* What to produce *
Search the data for the word "icon" and copy every line that contains it.

Items listed in a dataset
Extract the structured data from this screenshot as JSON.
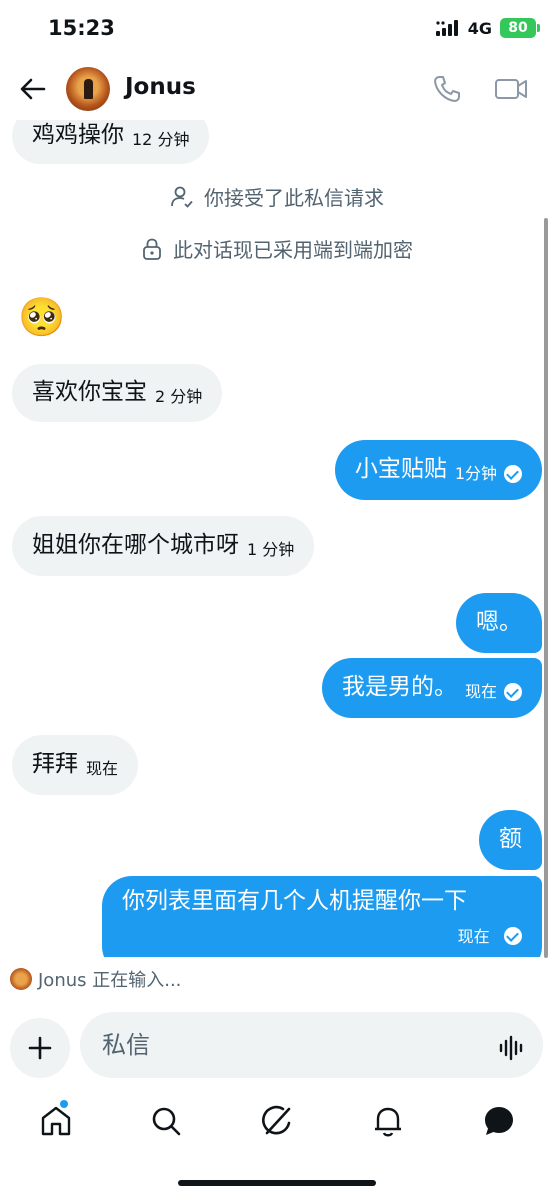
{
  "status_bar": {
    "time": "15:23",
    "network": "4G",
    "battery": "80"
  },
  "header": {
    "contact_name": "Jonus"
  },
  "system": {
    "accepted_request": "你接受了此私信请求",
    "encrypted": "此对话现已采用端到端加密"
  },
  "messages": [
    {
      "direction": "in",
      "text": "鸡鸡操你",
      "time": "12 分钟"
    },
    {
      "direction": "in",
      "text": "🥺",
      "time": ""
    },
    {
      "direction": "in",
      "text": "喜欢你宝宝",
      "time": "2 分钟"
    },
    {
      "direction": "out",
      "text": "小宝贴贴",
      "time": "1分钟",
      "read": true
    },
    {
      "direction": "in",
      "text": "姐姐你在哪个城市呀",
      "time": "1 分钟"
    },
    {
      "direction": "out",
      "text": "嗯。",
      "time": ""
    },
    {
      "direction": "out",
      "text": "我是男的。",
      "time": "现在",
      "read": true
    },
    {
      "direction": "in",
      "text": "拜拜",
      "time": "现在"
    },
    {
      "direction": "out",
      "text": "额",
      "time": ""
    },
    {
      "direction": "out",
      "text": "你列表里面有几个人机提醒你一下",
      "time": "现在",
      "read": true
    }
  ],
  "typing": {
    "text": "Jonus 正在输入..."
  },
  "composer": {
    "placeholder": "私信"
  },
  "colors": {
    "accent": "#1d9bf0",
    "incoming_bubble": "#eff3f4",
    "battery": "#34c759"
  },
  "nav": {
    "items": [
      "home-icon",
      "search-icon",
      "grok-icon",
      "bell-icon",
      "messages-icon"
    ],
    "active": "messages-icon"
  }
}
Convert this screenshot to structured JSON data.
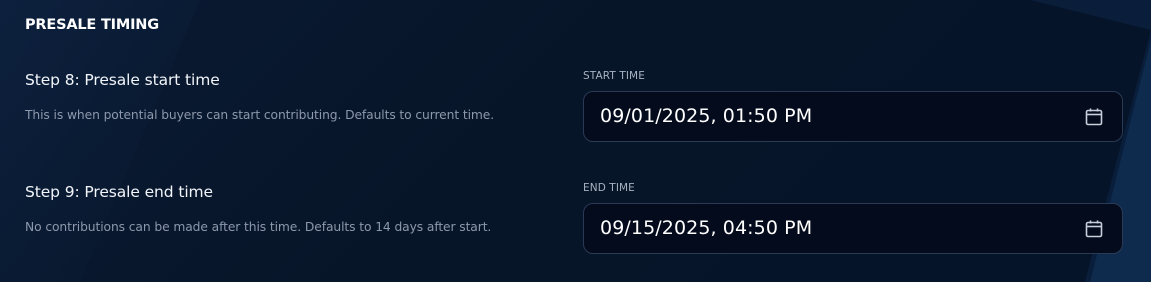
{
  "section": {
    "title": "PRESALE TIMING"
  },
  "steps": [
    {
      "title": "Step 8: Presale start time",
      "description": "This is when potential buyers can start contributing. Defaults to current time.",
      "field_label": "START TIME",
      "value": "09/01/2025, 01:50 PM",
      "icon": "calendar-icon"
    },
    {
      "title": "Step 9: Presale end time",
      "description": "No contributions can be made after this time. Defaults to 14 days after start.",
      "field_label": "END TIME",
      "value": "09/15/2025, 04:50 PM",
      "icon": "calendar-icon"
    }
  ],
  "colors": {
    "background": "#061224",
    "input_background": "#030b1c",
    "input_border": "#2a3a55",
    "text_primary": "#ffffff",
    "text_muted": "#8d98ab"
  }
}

* Response area *
      "home-icon",
      "search-icon",
      "grok-icon",
      "bell-icon",
      "messages-icon"
    "active": "messages-icon"
      "icon": "calendar-icon"
      "icon": "calendar-icon"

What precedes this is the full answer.